Abstract: The Perseverance rover has successfully landed in Jezero crater on Mars on February 18, 2021 and started operations. In my talk, I will present an overview of the mission and rover, and how they fit into NASA’s grand strategy of Mars exploration. I will show the Mars 2020 mission’s goals and how Perseverance’s instruments will achieve them. In the second half of my talk, I will talk about my personal involvement in the mission, specifically with MEDA, the rover’s weather station. Water is one of the main necessities for life as we know it and MEDA has the capability to better our understanding of water exchange between Mars’ atmosphere and regolith.
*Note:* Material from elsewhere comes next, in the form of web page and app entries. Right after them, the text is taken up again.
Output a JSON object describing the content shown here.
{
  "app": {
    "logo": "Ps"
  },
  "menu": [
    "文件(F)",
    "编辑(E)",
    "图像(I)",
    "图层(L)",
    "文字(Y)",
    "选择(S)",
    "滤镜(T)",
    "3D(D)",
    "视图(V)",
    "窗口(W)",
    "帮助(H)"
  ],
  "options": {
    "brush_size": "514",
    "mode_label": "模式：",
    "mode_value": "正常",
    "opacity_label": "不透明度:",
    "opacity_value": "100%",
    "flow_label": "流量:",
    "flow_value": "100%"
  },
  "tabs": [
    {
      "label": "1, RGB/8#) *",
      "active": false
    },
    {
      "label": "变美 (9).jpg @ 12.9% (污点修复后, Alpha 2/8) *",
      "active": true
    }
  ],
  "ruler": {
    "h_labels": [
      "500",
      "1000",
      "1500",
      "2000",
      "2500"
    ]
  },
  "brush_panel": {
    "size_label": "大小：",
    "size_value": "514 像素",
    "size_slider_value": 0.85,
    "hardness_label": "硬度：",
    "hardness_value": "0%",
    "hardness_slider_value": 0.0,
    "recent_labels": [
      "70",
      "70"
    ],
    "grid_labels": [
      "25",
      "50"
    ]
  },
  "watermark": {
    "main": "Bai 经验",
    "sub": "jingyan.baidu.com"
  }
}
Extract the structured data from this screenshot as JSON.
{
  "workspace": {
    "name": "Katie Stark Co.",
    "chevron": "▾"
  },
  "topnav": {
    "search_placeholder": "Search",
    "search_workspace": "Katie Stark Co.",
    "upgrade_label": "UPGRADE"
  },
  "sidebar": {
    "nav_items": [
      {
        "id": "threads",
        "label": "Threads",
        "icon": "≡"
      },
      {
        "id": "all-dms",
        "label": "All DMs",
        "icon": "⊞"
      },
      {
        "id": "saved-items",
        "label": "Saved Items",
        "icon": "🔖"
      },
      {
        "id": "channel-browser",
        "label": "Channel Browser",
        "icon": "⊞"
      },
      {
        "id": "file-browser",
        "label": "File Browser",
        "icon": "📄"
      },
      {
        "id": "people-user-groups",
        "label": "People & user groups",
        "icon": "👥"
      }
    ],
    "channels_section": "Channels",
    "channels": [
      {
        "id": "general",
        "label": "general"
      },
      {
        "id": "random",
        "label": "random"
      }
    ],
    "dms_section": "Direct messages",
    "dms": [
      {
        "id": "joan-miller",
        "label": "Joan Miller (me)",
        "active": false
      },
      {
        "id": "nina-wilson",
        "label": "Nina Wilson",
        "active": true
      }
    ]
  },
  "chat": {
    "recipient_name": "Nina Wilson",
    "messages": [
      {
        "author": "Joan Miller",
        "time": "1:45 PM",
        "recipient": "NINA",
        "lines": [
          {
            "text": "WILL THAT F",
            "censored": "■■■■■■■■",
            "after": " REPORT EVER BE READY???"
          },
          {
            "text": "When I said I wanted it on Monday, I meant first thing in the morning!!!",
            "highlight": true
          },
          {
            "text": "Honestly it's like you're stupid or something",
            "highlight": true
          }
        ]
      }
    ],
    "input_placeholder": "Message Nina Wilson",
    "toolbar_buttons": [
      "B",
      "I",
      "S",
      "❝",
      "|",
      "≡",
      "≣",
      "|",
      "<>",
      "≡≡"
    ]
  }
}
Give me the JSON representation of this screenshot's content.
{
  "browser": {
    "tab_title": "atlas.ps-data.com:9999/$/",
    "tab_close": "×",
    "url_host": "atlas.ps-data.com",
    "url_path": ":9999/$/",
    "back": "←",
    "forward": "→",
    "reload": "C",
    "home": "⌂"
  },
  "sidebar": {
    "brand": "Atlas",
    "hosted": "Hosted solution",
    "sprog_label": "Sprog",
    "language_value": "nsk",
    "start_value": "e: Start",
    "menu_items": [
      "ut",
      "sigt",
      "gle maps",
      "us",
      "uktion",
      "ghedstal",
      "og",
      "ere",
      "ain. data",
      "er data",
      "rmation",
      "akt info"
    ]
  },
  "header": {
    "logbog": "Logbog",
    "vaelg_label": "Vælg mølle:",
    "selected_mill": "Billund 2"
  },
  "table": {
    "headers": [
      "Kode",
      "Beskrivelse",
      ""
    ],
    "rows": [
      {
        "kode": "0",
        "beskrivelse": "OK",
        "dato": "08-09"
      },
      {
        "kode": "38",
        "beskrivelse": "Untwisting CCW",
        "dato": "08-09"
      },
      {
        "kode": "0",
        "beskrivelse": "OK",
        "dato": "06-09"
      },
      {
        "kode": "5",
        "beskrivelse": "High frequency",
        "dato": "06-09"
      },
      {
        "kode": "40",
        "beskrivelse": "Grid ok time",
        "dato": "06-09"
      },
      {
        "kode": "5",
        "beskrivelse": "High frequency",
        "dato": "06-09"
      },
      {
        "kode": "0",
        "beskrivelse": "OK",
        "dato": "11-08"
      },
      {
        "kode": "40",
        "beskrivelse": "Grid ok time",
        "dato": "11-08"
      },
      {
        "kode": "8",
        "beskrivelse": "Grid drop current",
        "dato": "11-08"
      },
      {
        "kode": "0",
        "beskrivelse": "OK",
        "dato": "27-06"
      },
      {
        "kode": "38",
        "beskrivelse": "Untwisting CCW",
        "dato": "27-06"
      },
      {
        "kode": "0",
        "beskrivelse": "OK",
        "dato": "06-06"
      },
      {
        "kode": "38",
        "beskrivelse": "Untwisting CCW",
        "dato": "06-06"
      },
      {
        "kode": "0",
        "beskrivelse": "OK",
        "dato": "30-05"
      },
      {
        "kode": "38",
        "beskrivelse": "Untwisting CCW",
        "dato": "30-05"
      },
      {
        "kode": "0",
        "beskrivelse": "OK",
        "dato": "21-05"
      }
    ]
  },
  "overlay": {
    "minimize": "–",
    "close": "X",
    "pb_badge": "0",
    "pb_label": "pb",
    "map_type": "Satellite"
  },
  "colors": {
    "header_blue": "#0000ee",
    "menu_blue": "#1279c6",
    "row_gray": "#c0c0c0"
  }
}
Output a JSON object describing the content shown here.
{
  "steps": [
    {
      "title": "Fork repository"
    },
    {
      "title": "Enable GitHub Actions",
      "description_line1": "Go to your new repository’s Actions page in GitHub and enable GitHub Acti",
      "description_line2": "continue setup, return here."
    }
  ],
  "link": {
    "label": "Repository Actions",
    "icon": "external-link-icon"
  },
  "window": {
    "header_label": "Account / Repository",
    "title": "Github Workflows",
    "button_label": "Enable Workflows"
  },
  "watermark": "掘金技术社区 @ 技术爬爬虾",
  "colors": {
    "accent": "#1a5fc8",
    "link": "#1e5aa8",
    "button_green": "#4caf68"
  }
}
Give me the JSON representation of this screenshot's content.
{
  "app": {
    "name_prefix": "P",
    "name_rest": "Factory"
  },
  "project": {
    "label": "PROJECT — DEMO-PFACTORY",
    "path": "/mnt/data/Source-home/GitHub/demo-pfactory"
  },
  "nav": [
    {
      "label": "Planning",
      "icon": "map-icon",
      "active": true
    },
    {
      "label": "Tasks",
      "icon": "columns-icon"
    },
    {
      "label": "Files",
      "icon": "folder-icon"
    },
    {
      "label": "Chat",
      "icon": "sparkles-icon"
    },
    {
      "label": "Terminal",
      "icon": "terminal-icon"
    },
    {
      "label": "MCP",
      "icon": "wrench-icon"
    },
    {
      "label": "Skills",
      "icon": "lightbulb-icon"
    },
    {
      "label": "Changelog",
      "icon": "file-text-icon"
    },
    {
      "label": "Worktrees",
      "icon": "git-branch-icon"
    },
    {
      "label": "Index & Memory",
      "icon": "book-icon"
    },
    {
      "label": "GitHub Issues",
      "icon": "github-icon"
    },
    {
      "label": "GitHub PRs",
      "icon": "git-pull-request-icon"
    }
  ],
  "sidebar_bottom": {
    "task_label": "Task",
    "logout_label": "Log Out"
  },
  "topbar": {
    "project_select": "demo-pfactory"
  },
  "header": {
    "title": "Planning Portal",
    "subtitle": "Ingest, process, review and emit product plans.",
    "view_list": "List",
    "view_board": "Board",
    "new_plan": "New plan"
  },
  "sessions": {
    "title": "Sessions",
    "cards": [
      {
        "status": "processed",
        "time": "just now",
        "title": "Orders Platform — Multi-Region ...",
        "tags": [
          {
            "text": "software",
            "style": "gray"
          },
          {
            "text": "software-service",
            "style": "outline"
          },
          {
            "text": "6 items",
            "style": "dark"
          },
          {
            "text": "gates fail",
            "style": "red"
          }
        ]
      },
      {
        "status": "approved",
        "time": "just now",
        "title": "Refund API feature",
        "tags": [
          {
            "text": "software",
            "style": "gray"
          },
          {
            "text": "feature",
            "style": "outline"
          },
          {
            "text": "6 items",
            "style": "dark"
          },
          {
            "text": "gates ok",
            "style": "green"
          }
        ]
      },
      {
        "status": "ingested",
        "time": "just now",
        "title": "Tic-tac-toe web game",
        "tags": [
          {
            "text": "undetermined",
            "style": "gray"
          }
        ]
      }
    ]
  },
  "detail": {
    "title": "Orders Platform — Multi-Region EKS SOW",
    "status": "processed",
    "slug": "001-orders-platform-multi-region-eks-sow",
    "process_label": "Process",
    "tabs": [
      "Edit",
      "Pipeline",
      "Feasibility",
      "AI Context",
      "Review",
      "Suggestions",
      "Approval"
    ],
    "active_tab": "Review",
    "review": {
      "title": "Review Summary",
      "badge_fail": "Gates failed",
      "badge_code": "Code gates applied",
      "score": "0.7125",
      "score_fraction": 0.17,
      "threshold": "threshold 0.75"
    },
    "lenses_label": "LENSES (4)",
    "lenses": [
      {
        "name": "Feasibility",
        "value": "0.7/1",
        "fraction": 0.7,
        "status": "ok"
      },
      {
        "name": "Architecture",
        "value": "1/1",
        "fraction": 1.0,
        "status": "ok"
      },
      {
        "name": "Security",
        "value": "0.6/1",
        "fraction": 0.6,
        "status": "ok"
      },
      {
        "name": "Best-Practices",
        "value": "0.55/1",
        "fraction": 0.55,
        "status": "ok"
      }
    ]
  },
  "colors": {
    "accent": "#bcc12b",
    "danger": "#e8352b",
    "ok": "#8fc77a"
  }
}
I will give an overview of different water exchange mechanisms and the role that salts in the Martian regolith can play in them. Finally, I will talk about our experimental work at the University of Michigan on the role of these salts in the Martian water cycle under present-day conditions.

Palestrante: Erik Fischer 

Instituição: Department of Climate and Space Sciences and Engineering, University of Michigan (EUA)

Hora (BRT): 15:00

Link do seminário: https://www.youtube.com/watch?v=WJSNAO1_5J0


22/04 - Heracles: uma galáxia anã no coração da Via Láctea

Resumo:  A Arqueologia Galáctica é uma área da astrofísica dedicada a desvendar a história de formação da nossa Galáxia, a Via Láctea, tendo como base observacional a cinemática e a composição química de suas populações estelares.  Este campo tem tido um avanço estupendo na última década com o lançamento do satélite astrométrico Gaia e do empreendimento de vários levantamentos de larga escala, que vêm obtendo espectros de alta qualidade para milhões de estrelas.  Dentre esses projetos destaca-se o APOGEE (Apache Point Observatory Galactic Evolution Experiment), do qual nosso grupo de Liverpool é parte integrante.  Nesta palestra vou descrever como empregamos os dados de APOGEE e Gaia, além de sofisticadas simulações numéricas cosmológicas, para revelar a presença dos restos de um satélite que colidiu com a Via Láctea nos estágios iniciais de sua vida.  Estimamos que a massa deste satélite é da ordem de 500 milhões de massas solares, configurando assim o evento de acresção mais importante da história de nossa Galáxia e perfazendo aproximadamente um terço do seu halo estelar.  Discutirei brevemente as implicações deste evento para nossa compreensão da história evolutiva da Via Láctea e como ela se compara às de outras galáxias do mesmo porte.

Palestrante: Ricardo Schiavon 

Instituição: Astrophysics Research Institute, at Liverpool John Moores University (Reino Unido)

Hora (BRT): 10:00

Link do semináriohttps://www.youtube.com/watch?v=6VRhSQFP7wQ


29/04 - Cosmic Discordances

Palestrante: Alessandro Melchiorri 

Instituição: La Sapienza & INFN, Rome (Itália)

Hora (BRT): 15:00

Link do semináriohttps://www.youtube.com/watch?v=QxS1o5OlYQI